As the old adage goes, a chain is only as strong as its weakest link; a lesson sadly learned when some of the 9/11 terrorists got their drivers licenses in states which had low or no standards.
North Carolina remains a hotbed of driver's license fraud. A page one story on January 26th in the Greensboro News & Record headlined this shocking story:
"North Carolina examiners should not aggressively investigate illegal immigrants who might be seeking fraudulent driver's licenses, a top state executive suggested in a memo nearly two years after the Sept. 11 terrorist attacks."[ DMV MEMO OKS LICENSES FOR ILLEGALS, by Taft Wireback]
Moreover, Wayne Hurder, who supervises the state's driver-license section for the state Division of Motor Vehicles in Raleigh, sent an e-mail message in August 2003 criticizing some of his DMV officials for being too aggressive with immigrants.
All this continued law breaking is despite a previous Greensboro News & Record story (DMV BOOSTS SECURITY WITH NEW SOFTWARE; October 11, 2004) reporting that the state's Division of Motor Vehicles (DMV) is incorporating new technology to keep people from getting fraudulent driver's licenses. The DMV is paying about $1.5 million to a Massachusetts firm, Viisage Technology, to incorporate facial-recognition equipment at its 127 driver's license offices statewide.
How big is the problem? Seems to me North Carolinians should demand to find out. A number of hard-hitting newspaper stories caused one Democrat member of the North Carolina legislature to introduce legislation to "reform" the state's lax Driver License law.
However, this is not the good news that it may appear.
The new proposed legislation does not define "legal presence." It would not take effect for a long time, and —worst of all— it fails to address the 400,000+ illegal aliens who have already obtained valid North Carolina Driver Licenses under lax guidelines.

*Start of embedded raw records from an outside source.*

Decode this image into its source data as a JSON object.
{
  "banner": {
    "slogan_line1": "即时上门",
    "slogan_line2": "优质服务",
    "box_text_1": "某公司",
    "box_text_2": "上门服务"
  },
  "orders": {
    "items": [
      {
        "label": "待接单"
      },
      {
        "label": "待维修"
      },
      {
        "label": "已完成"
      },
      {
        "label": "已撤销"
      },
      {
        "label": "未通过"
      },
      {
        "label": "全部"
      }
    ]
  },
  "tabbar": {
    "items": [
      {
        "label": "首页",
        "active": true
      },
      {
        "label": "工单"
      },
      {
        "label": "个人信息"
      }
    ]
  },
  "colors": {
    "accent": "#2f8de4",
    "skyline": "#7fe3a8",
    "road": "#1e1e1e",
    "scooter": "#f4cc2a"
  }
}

We learned from reports in the Boston Herald earlier this month that extremely violent illegal alien drug gangs including El Salvadoran drug gang "MS-13" is deeply involved in smuggling people (including Al Qaeda operatives) over the US-Mexican border. [Rep: Terrorist gang could infiltrate border, By Michele McPhee Friday, March 4, 2005]
How could this level of criminal activity be going on without police and licensing officials' knowledge? With this kind of volume, gangs are naturally attracted to illicit business that generates such a large flow of cash income (illegal aliens don't pay for their DL's with AMEX Cards).

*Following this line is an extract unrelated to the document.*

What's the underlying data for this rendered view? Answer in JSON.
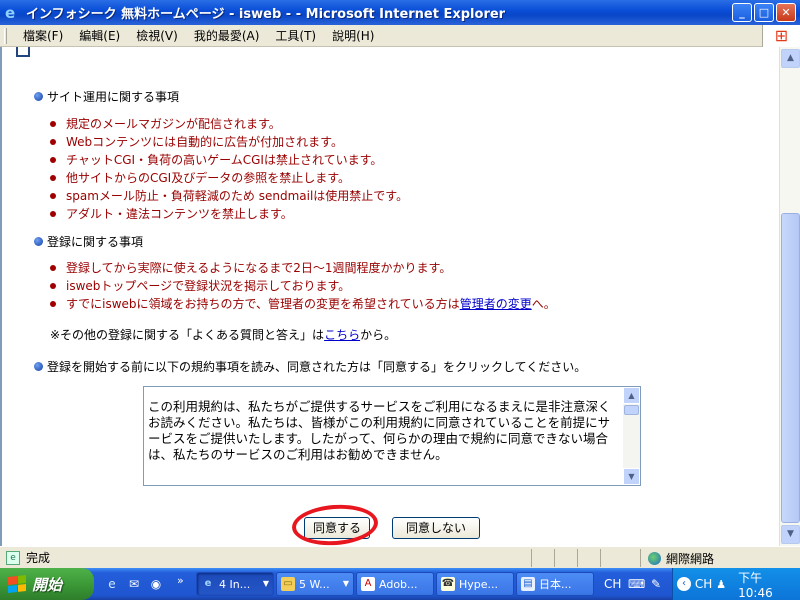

Folks, among the states with lax Driver License laws, North Carolina really stands out.
Let's be very specific here. The Internal Revenue Service for years issued Individual Taxpayer Identification Numbers (ITIN's) for the sole purpose of allowing folks to pay Federal income tax.
When the IRS learned that one quarter of all of their ITIN's never came back on a Tax Return, and that ITIN's were being accepted by some states for ID (to get a valid Driver License) the IRS acted promptly to halt the abusive practice. (Note: the US Secret Service, like the IRS, is part of the Treasury Department)
In 2003, the IRS notified all 50 Governors with a series of urgent letters. Governors were told by the IRS that the ITIN is not a secure or a verifiable document and that a new policy was to follow. The IRS sent each Governor a letter that directed their State not to accept the ITIN for any purpose, but especially not in connection with the issuing of a Driver License.
NC continues to violate IRS/US Treasury policy by accepting these worthless ITIN's as proper ID (although state officials deny it). Why would a wanted criminal, an illegal alien, or an Al-Qaeda operative risk getting caught with a fake Driver License, when North Carolina officials have made it so easy to obtain the genuine article?
Congressman James Sensenbrenner's REAL ID Act (HR 418) has now passed the House and is facing a stiff fight in the Senate. It is a start, but action at all levels of government on the must occur if we are to protect the integrity of our identifying documents and better secure our safety.
C'mon, NC, get real with our security!
Donald A. Collins [email him], is a freelance writer living in Washington DC and a former long time member of the board of FAIR, the Federation for American Immigration Reform. His views are his own.